**Given entries:**
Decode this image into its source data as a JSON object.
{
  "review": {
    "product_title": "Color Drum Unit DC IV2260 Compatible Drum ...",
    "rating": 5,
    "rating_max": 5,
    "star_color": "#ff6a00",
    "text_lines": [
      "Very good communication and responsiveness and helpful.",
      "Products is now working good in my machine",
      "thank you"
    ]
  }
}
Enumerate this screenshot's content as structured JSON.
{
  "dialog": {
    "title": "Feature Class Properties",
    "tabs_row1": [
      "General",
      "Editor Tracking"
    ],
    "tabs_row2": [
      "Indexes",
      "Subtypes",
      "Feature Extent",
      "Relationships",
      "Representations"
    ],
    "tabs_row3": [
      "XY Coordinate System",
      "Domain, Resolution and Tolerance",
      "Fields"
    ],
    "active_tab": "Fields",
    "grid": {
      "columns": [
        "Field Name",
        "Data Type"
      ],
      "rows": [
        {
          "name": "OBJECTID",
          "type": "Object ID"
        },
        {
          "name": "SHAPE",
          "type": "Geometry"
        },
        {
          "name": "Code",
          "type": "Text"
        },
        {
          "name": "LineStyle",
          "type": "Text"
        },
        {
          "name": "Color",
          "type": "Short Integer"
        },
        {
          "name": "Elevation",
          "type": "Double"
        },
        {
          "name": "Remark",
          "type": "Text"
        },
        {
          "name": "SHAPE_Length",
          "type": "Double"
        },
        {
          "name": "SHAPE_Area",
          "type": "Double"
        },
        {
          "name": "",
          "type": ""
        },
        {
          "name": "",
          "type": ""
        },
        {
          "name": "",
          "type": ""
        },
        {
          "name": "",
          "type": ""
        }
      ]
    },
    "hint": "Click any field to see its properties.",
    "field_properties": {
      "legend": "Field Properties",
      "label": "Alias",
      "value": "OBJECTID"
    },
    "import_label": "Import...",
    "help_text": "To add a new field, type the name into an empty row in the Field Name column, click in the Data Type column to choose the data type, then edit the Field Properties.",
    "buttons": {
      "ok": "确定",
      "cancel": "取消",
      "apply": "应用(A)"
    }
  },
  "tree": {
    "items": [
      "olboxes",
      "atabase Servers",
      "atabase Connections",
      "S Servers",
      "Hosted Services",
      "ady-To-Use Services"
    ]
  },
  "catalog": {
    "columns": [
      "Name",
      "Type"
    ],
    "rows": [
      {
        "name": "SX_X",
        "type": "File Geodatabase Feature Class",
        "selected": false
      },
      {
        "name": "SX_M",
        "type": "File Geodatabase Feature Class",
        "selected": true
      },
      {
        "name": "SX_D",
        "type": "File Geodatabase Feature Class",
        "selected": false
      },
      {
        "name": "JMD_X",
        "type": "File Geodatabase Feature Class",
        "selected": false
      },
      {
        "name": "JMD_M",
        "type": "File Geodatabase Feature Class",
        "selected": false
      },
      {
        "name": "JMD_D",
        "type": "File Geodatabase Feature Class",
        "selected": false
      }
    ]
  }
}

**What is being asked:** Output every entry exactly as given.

**Written reply:**
Decode this image into its source data as a JSON object.
{
  "review": {
    "product_title": "Color Drum Unit DC IV2260 Compatible Drum ...",
    "rating": 5,
    "rating_max": 5,
    "star_color": "#ff6a00",
    "text_lines": [
      "Very good communication and responsiveness and helpful.",
      "Products is now working good in my machine",
      "thank you"
    ]
  }
}
Enumerate this screenshot's content as structured JSON.
{
  "dialog": {
    "title": "Feature Class Properties",
    "tabs_row1": [
      "General",
      "Editor Tracking"
    ],
    "tabs_row2": [
      "Indexes",
      "Subtypes",
      "Feature Extent",
      "Relationships",
      "Representations"
    ],
    "tabs_row3": [
      "XY Coordinate System",
      "Domain, Resolution and Tolerance",
      "Fields"
    ],
    "active_tab": "Fields",
    "grid": {
      "columns": [
        "Field Name",
        "Data Type"
      ],
      "rows": [
        {
          "name": "OBJECTID",
          "type": "Object ID"
        },
        {
          "name": "SHAPE",
          "type": "Geometry"
        },
        {
          "name": "Code",
          "type": "Text"
        },
        {
          "name": "LineStyle",
          "type": "Text"
        },
        {
          "name": "Color",
          "type": "Short Integer"
        },
        {
          "name": "Elevation",
          "type": "Double"
        },
        {
          "name": "Remark",
          "type": "Text"
        },
        {
          "name": "SHAPE_Length",
          "type": "Double"
        },
        {
          "name": "SHAPE_Area",
          "type": "Double"
        },
        {
          "name": "",
          "type": ""
        },
        {
          "name": "",
          "type": ""
        },
        {
          "name": "",
          "type": ""
        },
        {
          "name": "",
          "type": ""
        }
      ]
    },
    "hint": "Click any field to see its properties.",
    "field_properties": {
      "legend": "Field Properties",
      "label": "Alias",
      "value": "OBJECTID"
    },
    "import_label": "Import...",
    "help_text": "To add a new field, type the name into an empty row in the Field Name column, click in the Data Type column to choose the data type, then edit the Field Properties.",
    "buttons": {
      "ok": "确定",
      "cancel": "取消",
      "apply": "应用(A)"
    }
  },
  "tree": {
    "items": [
      "olboxes",
      "atabase Servers",
      "atabase Connections",
      "S Servers",
      "Hosted Services",
      "ady-To-Use Services"
    ]
  },
  "catalog": {
    "columns": [
      "Name",
      "Type"
    ],
    "rows": [
      {
        "name": "SX_X",
        "type": "File Geodatabase Feature Class",
        "selected": false
      },
      {
        "name": "SX_M",
        "type": "File Geodatabase Feature Class",
        "selected": true
      },
      {
        "name": "SX_D",
        "type": "File Geodatabase Feature Class",
        "selected": false
      },
      {
        "name": "JMD_X",
        "type": "File Geodatabase Feature Class",
        "selected": false
      },
      {
        "name": "JMD_M",
        "type": "File Geodatabase Feature Class",
        "selected": false
      },
      {
        "name": "JMD_D",
        "type": "File Geodatabase Feature Class",
        "selected": false
      }
    ]
  }
}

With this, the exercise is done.